Your browser is no longer supported

For the best possible experience using our website we recommend you upgrade to a newer version or another browser.

Your browser appears to have cookies disabled. For the best experience of this website, please enable cookies in your browser

We'll assume we have your consent to use cookies, for example so you won't need to log in each time you visit our site.
Learn more


  • Comment
Hansard 14 Dec: Column 1097 ...
Hansard 14 Dec: Column 1097

Dover DC came under fire in the house of lords yesterday for ignoring local representations and dividing the Cinque Port of Sandwich into two electoral wards.

Lord Pender, who asked the government the reason for this, said: 'Following the voting down of this proposal by the local residents by a three to one margin, and the fact that the status quo was accepted

by the local officers only to be overruled by the leader of Dover District Council, does not the minister consider that that might be construed as gerrymandering?'

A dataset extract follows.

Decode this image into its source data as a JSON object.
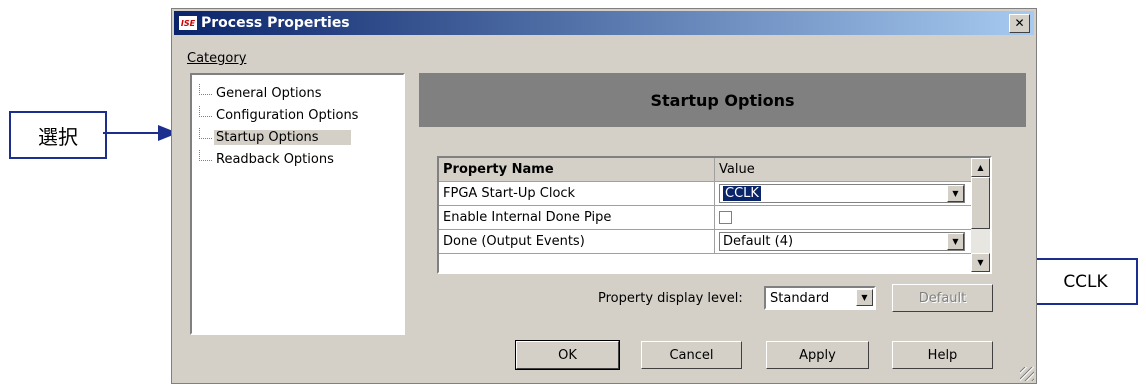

Environment minister Lord Whitty replied: 'I do not see how the matter can be construed as gerrymandering because it has no implications for the structure of the district council itself; it simply relates to the town council of Sandwich. Although it is true that the majority of those who responded to consultation were against the measure, that did not constitute the majority of those whose views were sought. As I say, it is a matter for the district council under legislation passed in 1997'.

He stressed: 'Such decisions as to parish warding and the reasons for them are, under statute, matters for the district councils concerned and for which the council is accountable in local elections'.

Former Conservative minister Baroness Trumpington of Sandwich questioned whether it was usual to split electoral wards where the population was under 4,000 and said the people of Sandwich very much

resented being bullied against their will by Dover DC.

But the Earl of Sandwich, whose noble ancestor invented the first convenience food, asked: 'Does the minister agree that the sandwich has always traditionally been divided into two and what matters to the

people is the filling in the middle?'

Lord Whitty responded: 'The noble earl speaks from authority on this matter. I note his concern'.

  • Comment

Have your say

You must sign in to make a comment

Please remember that the submission of any material is governed by our Terms and Conditions and by submitting material you confirm your agreement to these Terms and Conditions.

Links may be included in your comments but HTML is not permitted.